Exercise description: Look through the listing below, and wherever a line has the string "used", copy it.

Segment Open

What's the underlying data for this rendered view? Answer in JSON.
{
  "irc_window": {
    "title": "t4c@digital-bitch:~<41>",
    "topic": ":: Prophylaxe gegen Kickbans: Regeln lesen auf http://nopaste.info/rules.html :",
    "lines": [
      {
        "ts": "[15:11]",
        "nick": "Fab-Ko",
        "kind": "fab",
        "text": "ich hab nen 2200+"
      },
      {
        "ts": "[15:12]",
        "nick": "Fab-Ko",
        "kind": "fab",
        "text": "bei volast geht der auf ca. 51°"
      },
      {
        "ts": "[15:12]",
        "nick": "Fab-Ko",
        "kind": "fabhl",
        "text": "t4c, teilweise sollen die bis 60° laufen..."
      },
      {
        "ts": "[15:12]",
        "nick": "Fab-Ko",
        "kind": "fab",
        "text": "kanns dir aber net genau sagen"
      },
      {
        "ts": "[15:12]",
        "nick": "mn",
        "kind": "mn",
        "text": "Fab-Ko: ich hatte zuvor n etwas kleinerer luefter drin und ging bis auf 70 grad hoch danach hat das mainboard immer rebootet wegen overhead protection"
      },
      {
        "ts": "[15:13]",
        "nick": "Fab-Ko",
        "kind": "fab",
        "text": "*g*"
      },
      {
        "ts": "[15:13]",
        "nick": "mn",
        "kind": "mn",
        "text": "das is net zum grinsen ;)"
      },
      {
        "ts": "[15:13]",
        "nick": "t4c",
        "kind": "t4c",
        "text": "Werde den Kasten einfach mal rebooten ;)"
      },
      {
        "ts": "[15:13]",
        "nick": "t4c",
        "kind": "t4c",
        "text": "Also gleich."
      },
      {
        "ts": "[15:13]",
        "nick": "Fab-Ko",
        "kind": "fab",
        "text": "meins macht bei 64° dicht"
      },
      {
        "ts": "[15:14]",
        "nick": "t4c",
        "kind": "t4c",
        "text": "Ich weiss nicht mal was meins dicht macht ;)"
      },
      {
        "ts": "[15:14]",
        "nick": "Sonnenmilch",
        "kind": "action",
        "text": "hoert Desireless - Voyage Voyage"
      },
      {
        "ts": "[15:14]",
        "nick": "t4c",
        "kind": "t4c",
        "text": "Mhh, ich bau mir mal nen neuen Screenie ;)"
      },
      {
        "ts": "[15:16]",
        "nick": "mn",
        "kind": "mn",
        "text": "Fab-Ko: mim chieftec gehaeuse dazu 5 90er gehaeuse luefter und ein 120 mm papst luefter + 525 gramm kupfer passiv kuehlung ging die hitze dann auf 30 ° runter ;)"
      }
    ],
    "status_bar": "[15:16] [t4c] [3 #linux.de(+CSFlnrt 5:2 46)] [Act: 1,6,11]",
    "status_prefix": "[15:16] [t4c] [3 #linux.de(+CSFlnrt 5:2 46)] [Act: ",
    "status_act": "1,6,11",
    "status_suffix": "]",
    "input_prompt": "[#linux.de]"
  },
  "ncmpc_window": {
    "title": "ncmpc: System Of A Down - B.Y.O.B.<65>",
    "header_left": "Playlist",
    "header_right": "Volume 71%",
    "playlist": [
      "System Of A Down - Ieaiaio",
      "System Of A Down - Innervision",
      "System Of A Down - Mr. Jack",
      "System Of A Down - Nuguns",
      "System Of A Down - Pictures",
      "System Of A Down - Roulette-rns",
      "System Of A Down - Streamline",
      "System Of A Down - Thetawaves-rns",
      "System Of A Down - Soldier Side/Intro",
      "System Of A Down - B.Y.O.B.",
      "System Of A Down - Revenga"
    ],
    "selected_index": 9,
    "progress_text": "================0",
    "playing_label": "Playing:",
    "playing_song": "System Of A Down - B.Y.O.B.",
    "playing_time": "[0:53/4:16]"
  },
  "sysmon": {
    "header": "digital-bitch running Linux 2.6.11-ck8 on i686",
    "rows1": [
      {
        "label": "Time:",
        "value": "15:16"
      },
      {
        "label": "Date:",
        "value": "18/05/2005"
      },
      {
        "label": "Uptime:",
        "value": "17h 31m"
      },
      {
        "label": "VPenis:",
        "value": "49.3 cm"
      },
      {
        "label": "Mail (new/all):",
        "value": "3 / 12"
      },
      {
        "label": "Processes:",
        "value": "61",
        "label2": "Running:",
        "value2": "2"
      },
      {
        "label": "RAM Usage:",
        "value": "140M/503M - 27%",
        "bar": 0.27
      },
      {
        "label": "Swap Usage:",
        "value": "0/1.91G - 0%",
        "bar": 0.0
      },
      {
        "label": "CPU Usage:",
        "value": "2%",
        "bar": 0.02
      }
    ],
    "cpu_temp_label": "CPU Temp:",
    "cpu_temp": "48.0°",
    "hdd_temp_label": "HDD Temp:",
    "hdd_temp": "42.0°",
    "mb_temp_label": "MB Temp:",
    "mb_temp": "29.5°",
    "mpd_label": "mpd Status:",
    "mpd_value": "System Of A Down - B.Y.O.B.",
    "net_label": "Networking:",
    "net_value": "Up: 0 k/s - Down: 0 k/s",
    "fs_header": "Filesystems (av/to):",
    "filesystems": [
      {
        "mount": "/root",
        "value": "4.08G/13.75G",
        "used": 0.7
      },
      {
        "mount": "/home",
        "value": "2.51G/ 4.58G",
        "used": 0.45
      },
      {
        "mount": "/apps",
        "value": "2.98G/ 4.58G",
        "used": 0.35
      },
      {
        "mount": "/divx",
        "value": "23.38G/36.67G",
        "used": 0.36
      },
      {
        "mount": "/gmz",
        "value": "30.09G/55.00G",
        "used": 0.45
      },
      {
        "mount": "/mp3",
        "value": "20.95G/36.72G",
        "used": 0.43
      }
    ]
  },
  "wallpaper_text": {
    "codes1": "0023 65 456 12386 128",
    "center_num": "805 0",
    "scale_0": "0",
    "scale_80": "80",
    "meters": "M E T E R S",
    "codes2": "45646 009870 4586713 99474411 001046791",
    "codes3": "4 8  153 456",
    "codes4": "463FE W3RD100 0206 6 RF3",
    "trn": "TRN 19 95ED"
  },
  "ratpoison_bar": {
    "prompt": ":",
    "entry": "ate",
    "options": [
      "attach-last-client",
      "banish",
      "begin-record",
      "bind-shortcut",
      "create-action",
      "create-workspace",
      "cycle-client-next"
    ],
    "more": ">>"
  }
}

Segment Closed

Response:
        "used": 0.7
        "used": 0.45
        "used": 0.35
        "used": 0.36
        "used": 0.45
        "used": 0.43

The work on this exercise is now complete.